» INPUT MATERIAL:
------------------------------------------------------------

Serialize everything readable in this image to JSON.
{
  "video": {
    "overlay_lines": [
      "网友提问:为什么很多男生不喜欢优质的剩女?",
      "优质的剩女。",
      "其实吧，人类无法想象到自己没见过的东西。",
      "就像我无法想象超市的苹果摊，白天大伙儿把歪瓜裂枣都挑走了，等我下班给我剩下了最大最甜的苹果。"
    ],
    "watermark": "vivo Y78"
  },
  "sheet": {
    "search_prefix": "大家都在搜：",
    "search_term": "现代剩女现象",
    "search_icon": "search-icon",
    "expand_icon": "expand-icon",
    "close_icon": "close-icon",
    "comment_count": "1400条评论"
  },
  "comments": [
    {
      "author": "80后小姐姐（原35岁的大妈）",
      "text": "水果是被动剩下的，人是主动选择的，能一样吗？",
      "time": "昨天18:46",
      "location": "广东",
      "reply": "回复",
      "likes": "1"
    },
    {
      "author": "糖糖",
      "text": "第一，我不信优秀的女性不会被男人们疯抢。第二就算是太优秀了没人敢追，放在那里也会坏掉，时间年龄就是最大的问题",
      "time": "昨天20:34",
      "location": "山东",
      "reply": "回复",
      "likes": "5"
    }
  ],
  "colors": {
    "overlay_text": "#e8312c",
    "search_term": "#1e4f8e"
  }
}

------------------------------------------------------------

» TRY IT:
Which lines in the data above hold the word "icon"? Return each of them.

» EXERCISE RESPONSE:
    "search_icon": "search-icon",
    "expand_icon": "expand-icon",
    "close_icon": "close-icon",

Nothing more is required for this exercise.